Also, because concerns exist that the drug may be habit-forming, it's recommended that you take it for a set period of time, three to six weeks, or as determined by a doctor. And you should only take it as prescribed, not in larger amounts or for longer periods of time.
Things to Consider About Phentermine
Even though phentermine is approved by the Food and Drug Administration and is considered a safe medication for weight loss, it's not for everyone. Because of its effect on blood sugar and blood pressure, phentermine shouldn't be taken by people with diabetes or kidney disease. It's also not recommended for people with an over-active thyroid, also known as hyperthyroidism, because the medication may worsen the condition.
And because alcohol exacerbates phentermine's side effects, you shouldn't drink alcoholic beverages when taking it. Because it may cause drowsiness or a false sense of well-being, you should also not drive a car or operate any heavy machinery when first taking phentermine, until you know how it affects you personally.
- Phentermine: History
- MedlinePlus: Phentermine
- Centers for Disease Control and Prevention: About Adult BMI
- Yonsei Medical Journal: Effects on Weight Reduction and Safety of Short-Term Phentermine Administration in Korean Obese People
- Current Therapeutic Research: ody Weight Loss with Phentermine Alone Versus Phentermine and Fenfluramine with Very-low-calorie Diet in an Outpatient Obesity Management Program: A Retrospective Study
- National Institute of Diabetes and Digestive and Kidney Diseases: Very Low-Calorie Diets

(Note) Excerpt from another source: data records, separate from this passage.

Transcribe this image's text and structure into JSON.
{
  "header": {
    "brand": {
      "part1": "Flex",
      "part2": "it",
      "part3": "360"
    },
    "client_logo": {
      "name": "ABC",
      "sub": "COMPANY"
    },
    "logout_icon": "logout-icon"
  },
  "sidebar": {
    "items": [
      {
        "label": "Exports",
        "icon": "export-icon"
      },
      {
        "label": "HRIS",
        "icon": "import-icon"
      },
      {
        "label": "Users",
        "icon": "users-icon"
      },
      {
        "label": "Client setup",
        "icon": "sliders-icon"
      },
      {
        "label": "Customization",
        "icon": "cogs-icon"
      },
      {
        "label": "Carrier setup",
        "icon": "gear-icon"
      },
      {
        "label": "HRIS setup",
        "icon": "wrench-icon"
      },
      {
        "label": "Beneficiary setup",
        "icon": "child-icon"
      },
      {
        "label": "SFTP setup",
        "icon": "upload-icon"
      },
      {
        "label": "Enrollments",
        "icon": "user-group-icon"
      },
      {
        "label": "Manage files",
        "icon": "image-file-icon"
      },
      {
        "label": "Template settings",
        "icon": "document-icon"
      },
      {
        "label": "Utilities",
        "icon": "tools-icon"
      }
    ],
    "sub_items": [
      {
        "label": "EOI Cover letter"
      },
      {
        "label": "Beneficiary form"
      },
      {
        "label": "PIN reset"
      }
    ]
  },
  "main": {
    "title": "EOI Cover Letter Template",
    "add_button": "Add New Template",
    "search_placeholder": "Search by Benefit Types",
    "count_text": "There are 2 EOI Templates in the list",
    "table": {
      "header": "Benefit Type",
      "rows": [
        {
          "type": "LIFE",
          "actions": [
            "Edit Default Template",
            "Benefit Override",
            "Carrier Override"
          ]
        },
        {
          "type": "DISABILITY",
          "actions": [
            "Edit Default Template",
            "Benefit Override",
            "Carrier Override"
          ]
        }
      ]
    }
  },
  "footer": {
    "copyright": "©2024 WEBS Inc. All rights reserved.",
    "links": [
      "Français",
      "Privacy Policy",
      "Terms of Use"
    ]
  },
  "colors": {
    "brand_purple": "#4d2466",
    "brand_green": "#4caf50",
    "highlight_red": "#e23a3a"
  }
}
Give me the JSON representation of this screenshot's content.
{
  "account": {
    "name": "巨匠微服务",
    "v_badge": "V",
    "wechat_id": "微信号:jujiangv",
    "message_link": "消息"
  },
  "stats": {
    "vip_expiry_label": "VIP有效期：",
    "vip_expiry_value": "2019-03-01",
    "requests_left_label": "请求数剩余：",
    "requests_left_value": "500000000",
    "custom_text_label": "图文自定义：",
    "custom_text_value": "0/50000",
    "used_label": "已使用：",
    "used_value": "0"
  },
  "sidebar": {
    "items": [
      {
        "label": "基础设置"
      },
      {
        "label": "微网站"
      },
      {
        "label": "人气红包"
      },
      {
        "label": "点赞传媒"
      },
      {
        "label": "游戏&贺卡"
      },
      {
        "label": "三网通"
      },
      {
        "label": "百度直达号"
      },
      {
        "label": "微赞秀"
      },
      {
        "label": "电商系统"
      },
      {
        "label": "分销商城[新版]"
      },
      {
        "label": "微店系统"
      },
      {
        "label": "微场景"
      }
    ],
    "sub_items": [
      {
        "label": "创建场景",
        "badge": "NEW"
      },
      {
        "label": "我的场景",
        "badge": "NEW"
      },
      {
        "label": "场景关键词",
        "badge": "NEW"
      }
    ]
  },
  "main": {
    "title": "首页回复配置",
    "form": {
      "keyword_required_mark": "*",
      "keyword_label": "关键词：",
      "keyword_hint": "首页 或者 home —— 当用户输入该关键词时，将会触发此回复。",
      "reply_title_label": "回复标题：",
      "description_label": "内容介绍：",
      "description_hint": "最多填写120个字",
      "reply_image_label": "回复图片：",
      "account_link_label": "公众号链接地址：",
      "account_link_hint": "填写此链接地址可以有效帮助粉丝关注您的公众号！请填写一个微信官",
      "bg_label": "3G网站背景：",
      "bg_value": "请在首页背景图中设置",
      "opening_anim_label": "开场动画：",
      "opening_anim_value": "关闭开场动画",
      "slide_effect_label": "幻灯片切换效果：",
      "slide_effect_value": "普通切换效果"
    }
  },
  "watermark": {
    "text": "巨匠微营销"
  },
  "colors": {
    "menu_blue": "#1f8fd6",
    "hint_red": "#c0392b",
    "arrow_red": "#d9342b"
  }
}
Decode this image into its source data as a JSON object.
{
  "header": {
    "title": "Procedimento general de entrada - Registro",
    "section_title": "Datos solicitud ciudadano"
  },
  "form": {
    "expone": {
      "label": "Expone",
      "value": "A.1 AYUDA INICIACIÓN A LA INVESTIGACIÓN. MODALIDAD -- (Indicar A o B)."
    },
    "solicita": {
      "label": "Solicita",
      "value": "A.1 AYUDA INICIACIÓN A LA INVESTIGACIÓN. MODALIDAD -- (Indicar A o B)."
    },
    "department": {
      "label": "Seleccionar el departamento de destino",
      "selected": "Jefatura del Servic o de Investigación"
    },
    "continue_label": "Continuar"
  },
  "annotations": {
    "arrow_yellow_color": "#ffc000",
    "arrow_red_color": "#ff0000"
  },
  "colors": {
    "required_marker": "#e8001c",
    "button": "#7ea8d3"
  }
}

- Korean Journal of Family Medicine: Postmarketing Surveillance Study of the Efficacy and Safety of Phentermine in Patients with Obesity